## TASK STATEMENT
Check every line of the material below, and show those that contain "this".

## DATA PROVIDED
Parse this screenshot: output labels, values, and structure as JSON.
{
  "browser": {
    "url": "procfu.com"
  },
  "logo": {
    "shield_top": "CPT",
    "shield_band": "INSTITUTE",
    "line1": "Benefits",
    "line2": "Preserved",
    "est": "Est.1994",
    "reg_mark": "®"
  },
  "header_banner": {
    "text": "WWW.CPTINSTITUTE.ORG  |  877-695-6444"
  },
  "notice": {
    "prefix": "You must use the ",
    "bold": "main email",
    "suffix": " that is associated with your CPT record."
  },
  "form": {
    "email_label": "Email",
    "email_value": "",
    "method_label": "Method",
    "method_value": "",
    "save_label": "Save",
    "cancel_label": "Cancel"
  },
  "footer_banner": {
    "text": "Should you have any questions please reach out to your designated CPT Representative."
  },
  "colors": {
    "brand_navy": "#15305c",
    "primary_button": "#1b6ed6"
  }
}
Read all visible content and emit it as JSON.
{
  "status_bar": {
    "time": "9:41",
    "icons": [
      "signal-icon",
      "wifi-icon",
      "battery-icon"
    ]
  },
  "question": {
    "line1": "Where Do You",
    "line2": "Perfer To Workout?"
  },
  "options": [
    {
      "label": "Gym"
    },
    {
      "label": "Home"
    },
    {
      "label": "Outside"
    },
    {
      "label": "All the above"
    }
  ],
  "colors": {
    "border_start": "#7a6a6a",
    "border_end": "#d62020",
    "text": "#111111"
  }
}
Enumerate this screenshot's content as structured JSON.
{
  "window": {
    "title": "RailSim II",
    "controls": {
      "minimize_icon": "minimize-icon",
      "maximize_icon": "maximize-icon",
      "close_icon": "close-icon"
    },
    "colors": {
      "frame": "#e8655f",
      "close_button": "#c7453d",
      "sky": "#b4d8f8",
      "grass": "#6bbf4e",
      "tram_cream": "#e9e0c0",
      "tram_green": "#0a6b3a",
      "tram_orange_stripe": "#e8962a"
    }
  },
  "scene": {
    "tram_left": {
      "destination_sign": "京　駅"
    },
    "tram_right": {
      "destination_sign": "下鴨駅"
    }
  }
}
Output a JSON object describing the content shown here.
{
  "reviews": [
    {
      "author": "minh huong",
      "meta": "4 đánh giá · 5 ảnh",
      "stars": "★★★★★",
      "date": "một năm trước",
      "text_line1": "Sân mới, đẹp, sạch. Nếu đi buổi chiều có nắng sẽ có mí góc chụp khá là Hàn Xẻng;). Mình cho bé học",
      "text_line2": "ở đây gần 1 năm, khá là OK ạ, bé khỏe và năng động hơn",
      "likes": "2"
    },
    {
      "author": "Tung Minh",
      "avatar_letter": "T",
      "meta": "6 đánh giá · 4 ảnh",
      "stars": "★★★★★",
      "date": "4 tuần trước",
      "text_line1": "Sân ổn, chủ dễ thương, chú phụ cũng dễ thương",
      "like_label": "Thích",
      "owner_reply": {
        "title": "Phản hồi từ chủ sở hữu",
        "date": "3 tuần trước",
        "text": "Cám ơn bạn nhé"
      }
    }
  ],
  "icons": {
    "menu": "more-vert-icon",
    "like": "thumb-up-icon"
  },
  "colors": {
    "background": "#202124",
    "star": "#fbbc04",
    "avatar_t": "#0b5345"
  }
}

## PROBLEM SOLUTION
Parse this screenshot: output labels, values, and structure as JSON.
Enumerate this screenshot's content as structured JSON.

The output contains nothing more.